Alternatives was started by a group of small businesses that were successful on their own terms. They weren't successful as in ready to make a killing at a public offering. They were mom and pop businesses, cottage industry, self employment start-ups. They were successful because the people in them were doing what they want to do and making a living.
Though they were financially sound, they got no respect from the banks. They made deposits but couldn't get loans. The banks were looking for middle market borrowers, they looked for middle market documentation and performance. Our first members decided to start their own financial institution.
We saw other areas where low to modest income members weren't given their due. A family renting one house for ten years couldn't qualify for a mortgage because their rent payment didn't count as a credit record. Recent immigrants couldn't get loans until they were full citizens. Banks underwrote and sold their mortgages on the secondary market. All their loans had to meet standards designed for suburban, white, middle class, family lending. Our members didn't fit that pattern. We felt that we could develop new lending standards that fit our members but that did not expose us to additional default risk.

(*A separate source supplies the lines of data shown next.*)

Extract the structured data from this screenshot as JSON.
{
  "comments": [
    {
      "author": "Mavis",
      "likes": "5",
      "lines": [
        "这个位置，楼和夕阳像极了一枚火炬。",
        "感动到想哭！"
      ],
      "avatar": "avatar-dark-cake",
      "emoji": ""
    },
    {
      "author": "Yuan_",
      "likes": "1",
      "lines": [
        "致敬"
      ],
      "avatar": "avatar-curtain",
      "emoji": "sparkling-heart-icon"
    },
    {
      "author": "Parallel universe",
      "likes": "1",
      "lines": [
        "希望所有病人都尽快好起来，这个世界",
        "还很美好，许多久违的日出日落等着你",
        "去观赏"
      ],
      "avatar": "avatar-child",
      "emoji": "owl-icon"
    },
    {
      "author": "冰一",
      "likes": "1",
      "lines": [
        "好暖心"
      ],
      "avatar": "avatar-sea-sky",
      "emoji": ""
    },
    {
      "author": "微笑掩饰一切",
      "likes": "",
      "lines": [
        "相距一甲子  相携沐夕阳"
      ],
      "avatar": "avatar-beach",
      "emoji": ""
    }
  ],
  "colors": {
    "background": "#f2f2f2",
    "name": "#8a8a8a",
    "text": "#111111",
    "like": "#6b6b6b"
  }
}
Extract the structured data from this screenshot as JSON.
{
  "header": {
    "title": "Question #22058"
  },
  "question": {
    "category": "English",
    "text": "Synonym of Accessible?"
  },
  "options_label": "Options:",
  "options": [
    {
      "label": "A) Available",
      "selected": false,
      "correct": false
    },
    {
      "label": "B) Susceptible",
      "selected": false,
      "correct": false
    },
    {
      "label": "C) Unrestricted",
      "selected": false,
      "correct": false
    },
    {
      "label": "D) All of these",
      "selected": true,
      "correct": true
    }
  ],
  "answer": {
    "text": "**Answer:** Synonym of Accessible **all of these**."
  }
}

Over the years this vision has been confirmed. Loans to low income borrowers do not have a higher default rate. Loans to small businesses are repaid. Reinvestment does result in sustainable, self help community development.
The analysis that makes these principles work is that low income communities are NOT low income simply because there is not enough money in them. One of the poorest counties in the country is in North Dakota, an Indian reservation. For every dollar that comes to members of that community as income, only 10 cents is spent in the community. What makes this community poor is that capital is continually drained from the community.
The vision of CDFIs is that an institution could sit right in the middle of a poor community and provide a way to stop capital outflow. What CDFIs do is recycle money locally.
Our institutions starts with simple principles that go a long way. For example, we decided that once our institution reached a break-even point (measured as an asset size) that allowed us to pay reasonable salaries and provide a reasonable range of services, we would not need to have growth as a strategic goal. This is a profound change from everyday business practice.
When you don't need to grow, every member is important. If you're willing to stay small, developing small markets is enough. We don't have to satisfy mass markets. We've developed a stay small marketing strategy called "referral marketing". We reduced mass media advertising and instead spend the same funds educating our members how to appreciate our Credit Union and talk to their friends about us.